■ WORK TO COMPLETE ■
Send back every line of the data exactly.

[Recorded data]
BEGIN

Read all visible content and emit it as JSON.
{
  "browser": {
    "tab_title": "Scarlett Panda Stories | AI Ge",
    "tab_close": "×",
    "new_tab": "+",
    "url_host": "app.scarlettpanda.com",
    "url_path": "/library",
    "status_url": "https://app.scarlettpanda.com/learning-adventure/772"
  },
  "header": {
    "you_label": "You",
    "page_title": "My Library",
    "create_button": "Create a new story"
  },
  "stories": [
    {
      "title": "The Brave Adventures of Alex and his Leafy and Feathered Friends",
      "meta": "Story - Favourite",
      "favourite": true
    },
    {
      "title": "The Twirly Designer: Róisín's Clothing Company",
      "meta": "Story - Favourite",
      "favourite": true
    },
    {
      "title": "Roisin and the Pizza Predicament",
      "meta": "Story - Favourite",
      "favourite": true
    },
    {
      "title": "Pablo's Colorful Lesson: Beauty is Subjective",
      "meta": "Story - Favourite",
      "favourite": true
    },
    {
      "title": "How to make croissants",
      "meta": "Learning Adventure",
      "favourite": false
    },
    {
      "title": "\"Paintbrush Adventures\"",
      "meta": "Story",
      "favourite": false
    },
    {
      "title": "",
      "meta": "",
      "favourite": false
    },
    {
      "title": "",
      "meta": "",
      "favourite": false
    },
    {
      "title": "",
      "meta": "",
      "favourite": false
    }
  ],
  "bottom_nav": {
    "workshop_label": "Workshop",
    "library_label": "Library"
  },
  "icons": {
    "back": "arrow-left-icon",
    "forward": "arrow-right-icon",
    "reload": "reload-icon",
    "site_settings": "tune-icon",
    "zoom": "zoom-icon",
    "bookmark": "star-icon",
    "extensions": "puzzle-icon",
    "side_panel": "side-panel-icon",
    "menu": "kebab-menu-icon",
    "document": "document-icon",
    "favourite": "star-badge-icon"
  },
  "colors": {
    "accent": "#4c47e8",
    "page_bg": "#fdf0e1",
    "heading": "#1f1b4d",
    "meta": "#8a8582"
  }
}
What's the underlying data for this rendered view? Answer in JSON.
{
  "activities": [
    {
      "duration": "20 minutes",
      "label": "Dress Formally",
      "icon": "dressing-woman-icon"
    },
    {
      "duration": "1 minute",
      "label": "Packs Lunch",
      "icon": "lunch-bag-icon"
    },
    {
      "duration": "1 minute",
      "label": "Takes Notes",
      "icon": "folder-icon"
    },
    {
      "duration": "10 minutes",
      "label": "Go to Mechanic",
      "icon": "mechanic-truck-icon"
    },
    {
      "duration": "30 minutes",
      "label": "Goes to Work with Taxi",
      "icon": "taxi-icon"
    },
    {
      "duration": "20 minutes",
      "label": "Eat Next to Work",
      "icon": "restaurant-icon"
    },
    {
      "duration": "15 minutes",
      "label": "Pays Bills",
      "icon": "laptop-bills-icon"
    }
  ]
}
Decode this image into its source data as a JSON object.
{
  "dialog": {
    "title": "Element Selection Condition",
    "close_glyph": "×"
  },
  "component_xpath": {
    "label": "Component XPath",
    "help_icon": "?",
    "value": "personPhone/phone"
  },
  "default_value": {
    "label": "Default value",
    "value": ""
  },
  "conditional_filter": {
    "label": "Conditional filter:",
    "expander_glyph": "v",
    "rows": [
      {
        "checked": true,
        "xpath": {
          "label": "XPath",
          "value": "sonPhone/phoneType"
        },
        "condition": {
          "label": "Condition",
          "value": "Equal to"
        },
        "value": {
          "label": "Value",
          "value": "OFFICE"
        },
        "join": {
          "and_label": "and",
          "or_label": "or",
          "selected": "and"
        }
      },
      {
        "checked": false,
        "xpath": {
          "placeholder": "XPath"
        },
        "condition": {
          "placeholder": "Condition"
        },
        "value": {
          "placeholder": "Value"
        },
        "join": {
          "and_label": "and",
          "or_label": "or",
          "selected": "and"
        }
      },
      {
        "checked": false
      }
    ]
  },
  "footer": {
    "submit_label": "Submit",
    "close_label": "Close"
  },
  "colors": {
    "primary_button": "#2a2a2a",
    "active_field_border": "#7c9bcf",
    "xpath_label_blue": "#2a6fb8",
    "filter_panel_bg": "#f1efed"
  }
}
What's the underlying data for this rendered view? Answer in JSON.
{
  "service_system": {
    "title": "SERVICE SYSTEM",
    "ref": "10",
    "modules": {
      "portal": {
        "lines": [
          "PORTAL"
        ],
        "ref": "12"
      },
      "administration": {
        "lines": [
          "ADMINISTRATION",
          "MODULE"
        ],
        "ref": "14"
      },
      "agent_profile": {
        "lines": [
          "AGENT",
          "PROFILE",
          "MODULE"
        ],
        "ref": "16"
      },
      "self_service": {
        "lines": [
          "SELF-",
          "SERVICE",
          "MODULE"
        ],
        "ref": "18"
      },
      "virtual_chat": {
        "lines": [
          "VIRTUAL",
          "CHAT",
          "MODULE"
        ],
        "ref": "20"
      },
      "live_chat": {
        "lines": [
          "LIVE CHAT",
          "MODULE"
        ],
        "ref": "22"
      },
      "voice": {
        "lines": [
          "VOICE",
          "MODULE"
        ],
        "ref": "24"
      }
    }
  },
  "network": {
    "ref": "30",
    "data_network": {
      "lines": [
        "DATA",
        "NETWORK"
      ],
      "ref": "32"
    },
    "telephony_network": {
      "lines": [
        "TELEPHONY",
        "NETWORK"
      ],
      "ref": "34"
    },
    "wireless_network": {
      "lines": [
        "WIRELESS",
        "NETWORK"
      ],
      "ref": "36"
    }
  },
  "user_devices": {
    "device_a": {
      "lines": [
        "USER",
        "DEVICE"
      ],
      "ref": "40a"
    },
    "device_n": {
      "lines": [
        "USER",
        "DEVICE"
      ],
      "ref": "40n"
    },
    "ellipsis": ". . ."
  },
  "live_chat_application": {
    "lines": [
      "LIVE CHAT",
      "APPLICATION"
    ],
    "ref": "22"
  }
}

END

■ TASK SOLUTION ■
Read all visible content and emit it as JSON.
{
  "browser": {
    "tab_title": "Scarlett Panda Stories | AI Ge",
    "tab_close": "×",
    "new_tab": "+",
    "url_host": "app.scarlettpanda.com",
    "url_path": "/library",
    "status_url": "https://app.scarlettpanda.com/learning-adventure/772"
  },
  "header": {
    "you_label": "You",
    "page_title": "My Library",
    "create_button": "Create a new story"
  },
  "stories": [
    {
      "title": "The Brave Adventures of Alex and his Leafy and Feathered Friends",
      "meta": "Story - Favourite",
      "favourite": true
    },
    {
      "title": "The Twirly Designer: Róisín's Clothing Company",
      "meta": "Story - Favourite",
      "favourite": true
    },
    {
      "title": "Roisin and the Pizza Predicament",
      "meta": "Story - Favourite",
      "favourite": true
    },
    {
      "title": "Pablo's Colorful Lesson: Beauty is Subjective",
      "meta": "Story - Favourite",
      "favourite": true
    },
    {
      "title": "How to make croissants",
      "meta": "Learning Adventure",
      "favourite": false
    },
    {
      "title": "\"Paintbrush Adventures\"",
      "meta": "Story",
      "favourite": false
    },
    {
      "title": "",
      "meta": "",
      "favourite": false
    },
    {
      "title": "",
      "meta": "",
      "favourite": false
    },
    {
      "title": "",
      "meta": "",
      "favourite": false
    }
  ],
  "bottom_nav": {
    "workshop_label": "Workshop",
    "library_label": "Library"
  },
  "icons": {
    "back": "arrow-left-icon",
    "forward": "arrow-right-icon",
    "reload": "reload-icon",
    "site_settings": "tune-icon",
    "zoom": "zoom-icon",
    "bookmark": "star-icon",
    "extensions": "puzzle-icon",
    "side_panel": "side-panel-icon",
    "menu": "kebab-menu-icon",
    "document": "document-icon",
    "favourite": "star-badge-icon"
  },
  "colors": {
    "accent": "#4c47e8",
    "page_bg": "#fdf0e1",
    "heading": "#1f1b4d",
    "meta": "#8a8582"
  }
}
What's the underlying data for this rendered view? Answer in JSON.
{
  "activities": [
    {
      "duration": "20 minutes",
      "label": "Dress Formally",
      "icon": "dressing-woman-icon"
    },
    {
      "duration": "1 minute",
      "label": "Packs Lunch",
      "icon": "lunch-bag-icon"
    },
    {
      "duration": "1 minute",
      "label": "Takes Notes",
      "icon": "folder-icon"
    },
    {
      "duration": "10 minutes",
      "label": "Go to Mechanic",
      "icon": "mechanic-truck-icon"
    },
    {
      "duration": "30 minutes",
      "label": "Goes to Work with Taxi",
      "icon": "taxi-icon"
    },
    {
      "duration": "20 minutes",
      "label": "Eat Next to Work",
      "icon": "restaurant-icon"
    },
    {
      "duration": "15 minutes",
      "label": "Pays Bills",
      "icon": "laptop-bills-icon"
    }
  ]
}
Decode this image into its source data as a JSON object.
{
  "dialog": {
    "title": "Element Selection Condition",
    "close_glyph": "×"
  },
  "component_xpath": {
    "label": "Component XPath",
    "help_icon": "?",
    "value": "personPhone/phone"
  },
  "default_value": {
    "label": "Default value",
    "value": ""
  },
  "conditional_filter": {
    "label": "Conditional filter:",
    "expander_glyph": "v",
    "rows": [
      {
        "checked": true,
        "xpath": {
          "label": "XPath",
          "value": "sonPhone/phoneType"
        },
        "condition": {
          "label": "Condition",
          "value": "Equal to"
        },
        "value": {
          "label": "Value",
          "value": "OFFICE"
        },
        "join": {
          "and_label": "and",
          "or_label": "or",
          "selected": "and"
        }
      },
      {
        "checked": false,
        "xpath": {
          "placeholder": "XPath"
        },
        "condition": {
          "placeholder": "Condition"
        },
        "value": {
          "placeholder": "Value"
        },
        "join": {
          "and_label": "and",
          "or_label": "or",
          "selected": "and"
        }
      },
      {
        "checked": false
      }
    ]
  },
  "footer": {
    "submit_label": "Submit",
    "close_label": "Close"
  },
  "colors": {
    "primary_button": "#2a2a2a",
    "active_field_border": "#7c9bcf",
    "xpath_label_blue": "#2a6fb8",
    "filter_panel_bg": "#f1efed"
  }
}
What's the underlying data for this rendered view? Answer in JSON.
{
  "service_system": {
    "title": "SERVICE SYSTEM",
    "ref": "10",
    "modules": {
      "portal": {
        "lines": [
          "PORTAL"
        ],
        "ref": "12"
      },
      "administration": {
        "lines": [
          "ADMINISTRATION",
          "MODULE"
        ],
        "ref": "14"
      },
      "agent_profile": {
        "lines": [
          "AGENT",
          "PROFILE",
          "MODULE"
        ],
        "ref": "16"
      },
      "self_service": {
        "lines": [
          "SELF-",
          "SERVICE",
          "MODULE"
        ],
        "ref": "18"
      },
      "virtual_chat": {
        "lines": [
          "VIRTUAL",
          "CHAT",
          "MODULE"
        ],
        "ref": "20"
      },
      "live_chat": {
        "lines": [
          "LIVE CHAT",
          "MODULE"
        ],
        "ref": "22"
      },
      "voice": {
        "lines": [
          "VOICE",
          "MODULE"
        ],
        "ref": "24"
      }
    }
  },
  "network": {
    "ref": "30",
    "data_network": {
      "lines": [
        "DATA",
        "NETWORK"
      ],
      "ref": "32"
    },
    "telephony_network": {
      "lines": [
        "TELEPHONY",
        "NETWORK"
      ],
      "ref": "34"
    },
    "wireless_network": {
      "lines": [
        "WIRELESS",
        "NETWORK"
      ],
      "ref": "36"
    }
  },
  "user_devices": {
    "device_a": {
      "lines": [
        "USER",
        "DEVICE"
      ],
      "ref": "40a"
    },
    "device_n": {
      "lines": [
        "USER",
        "DEVICE"
      ],
      "ref": "40n"
    },
    "ellipsis": ". . ."
  },
  "live_chat_application": {
    "lines": [
      "LIVE CHAT",
      "APPLICATION"
    ],
    "ref": "22"
  }
}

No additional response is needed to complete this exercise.